There were repeated calls in the U.K. this week for the U.S. to revoke the travel ban, which has been in place since March 2020. But as JetBlue launched its new London/New York service, there were signs of increased confidence, despite the airlines believing that the travel ban won’t be revoked before September and possibly as late as November.
Heathrow airport is the busiest airport in the U.K. and before the pandemic, it was the busiest in Europe, but it has called on the government to do more to increase travel–in July, it said that 1.5 million people passed through its terminals, which is well below pre-pandemic levels. As reported by inews, it has asked that PCR tests be replaced with lateral flow tests (which are much cheaper and faster) and that the U.K. government pushes harder for the U.S. to open up its borders and reciprocate by rescinding its travel ban.
A spokesperson for Heathrow airport said this week, “with fully vaccinated U.S. visitors now able to travel to the U.K. without the need to quarantine, the joint U.K./U.S. travel taskforce must capitalise on the U.K.’s world-leading vaccine rollout and reach a reciprocal agreement for fully vaccinated U.K. travellers.”
There are signs though, that confidence is increasing. Passengers traveling from North America increased by 230% during July, with the most popular route being New York’s JFK airport–as it used to be, pre-pandemic. In addition, more Americans have been able to travel to the U.K. since August 2,provided they are fully vaccinated (they can still travel if not, but must enter a ten-day quarantine upon arrival).
Additionally, JetBlue went ahead with its planned opening of a NY/London route, despite the pandemic. The first transatlantic flight left JFK on Wednesday evening and it plans to start a Gatwick route on 29 September, as reported by the BBC. Prices for a ticket started at $941 (£679) one-way, slightly cheaper than British Airways and Virgin Atlantic, which both listed $980 a ticket for the same time period. JetBlue has completely redesigned its aircraft for the international journey, rather than using its existing planes.
Adding in other airlines, this now means that there are a possible 28 flights a day running between London and New York.

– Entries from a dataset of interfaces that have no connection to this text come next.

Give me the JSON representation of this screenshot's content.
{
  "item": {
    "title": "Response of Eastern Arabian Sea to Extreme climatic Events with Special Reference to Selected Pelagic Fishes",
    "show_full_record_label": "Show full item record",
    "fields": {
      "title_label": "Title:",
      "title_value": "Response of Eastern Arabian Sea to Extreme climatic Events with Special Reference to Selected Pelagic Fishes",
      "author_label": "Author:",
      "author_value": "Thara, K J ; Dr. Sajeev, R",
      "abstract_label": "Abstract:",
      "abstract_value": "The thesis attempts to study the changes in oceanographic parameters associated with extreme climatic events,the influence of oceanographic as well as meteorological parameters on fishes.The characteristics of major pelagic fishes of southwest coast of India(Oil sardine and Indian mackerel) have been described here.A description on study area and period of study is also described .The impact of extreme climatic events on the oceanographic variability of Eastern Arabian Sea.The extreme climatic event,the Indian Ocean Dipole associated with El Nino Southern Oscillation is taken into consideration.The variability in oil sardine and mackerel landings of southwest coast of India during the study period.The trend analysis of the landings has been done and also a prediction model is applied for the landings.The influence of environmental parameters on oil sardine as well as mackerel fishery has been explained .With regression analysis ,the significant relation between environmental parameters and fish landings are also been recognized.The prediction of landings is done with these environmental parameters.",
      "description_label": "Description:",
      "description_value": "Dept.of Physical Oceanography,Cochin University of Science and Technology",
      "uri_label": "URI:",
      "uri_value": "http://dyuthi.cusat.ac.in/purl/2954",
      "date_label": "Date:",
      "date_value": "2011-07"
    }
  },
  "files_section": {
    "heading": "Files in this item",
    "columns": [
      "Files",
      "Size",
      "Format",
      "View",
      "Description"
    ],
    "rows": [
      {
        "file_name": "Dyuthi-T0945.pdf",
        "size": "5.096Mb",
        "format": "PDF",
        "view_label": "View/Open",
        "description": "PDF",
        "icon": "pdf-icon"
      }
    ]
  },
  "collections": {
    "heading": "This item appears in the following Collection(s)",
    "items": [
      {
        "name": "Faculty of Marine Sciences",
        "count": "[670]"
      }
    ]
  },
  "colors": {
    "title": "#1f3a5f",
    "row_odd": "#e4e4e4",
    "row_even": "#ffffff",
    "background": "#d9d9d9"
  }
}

The U.S./U.K. travel industry is lucrative. As reported by The Independent, almost 4 million travelers made the journey from the U.K. to the U.S. in 2019 (figures from the U.K.’s Foreign Office) while 4.5 million journeys were made in the opposite direction (VisitBritain figures). Before Covid-19, it was the London/New York route which carried the most people–almost 3 million annually.
Virgin Atlantic’s vice president of global sales, Lee Haslett told Travel Weekly that the company and its competitors were ready to fly and it was hoping for a September start date–“Like a lot of people, we’re hopeful for September, but we don’t have a confirmed date so we are focused at the moment on where there are opportunities for us to fly.”
JetBlue has told The Independent it believes that flights might be possible from November. Its Chief Executive told the BBCthat “we are hopeful over the next two or three months, as we get on the right side of the Delta variant increases we have seen, we can revisit that and we can welcome Brits and Europeans to the States again.”
Currently, anyone who is a non-U.S. national/resident/visa/ESTA-waiver holder and who has spent time in either the U.K., Ireland, Schengen zone, Iran, Brazil, China and South Africa in the past 14 days cannot enter the U.S. (there are some exceptions for close family members of U.S. nationals).
This article originally appeared on Forbes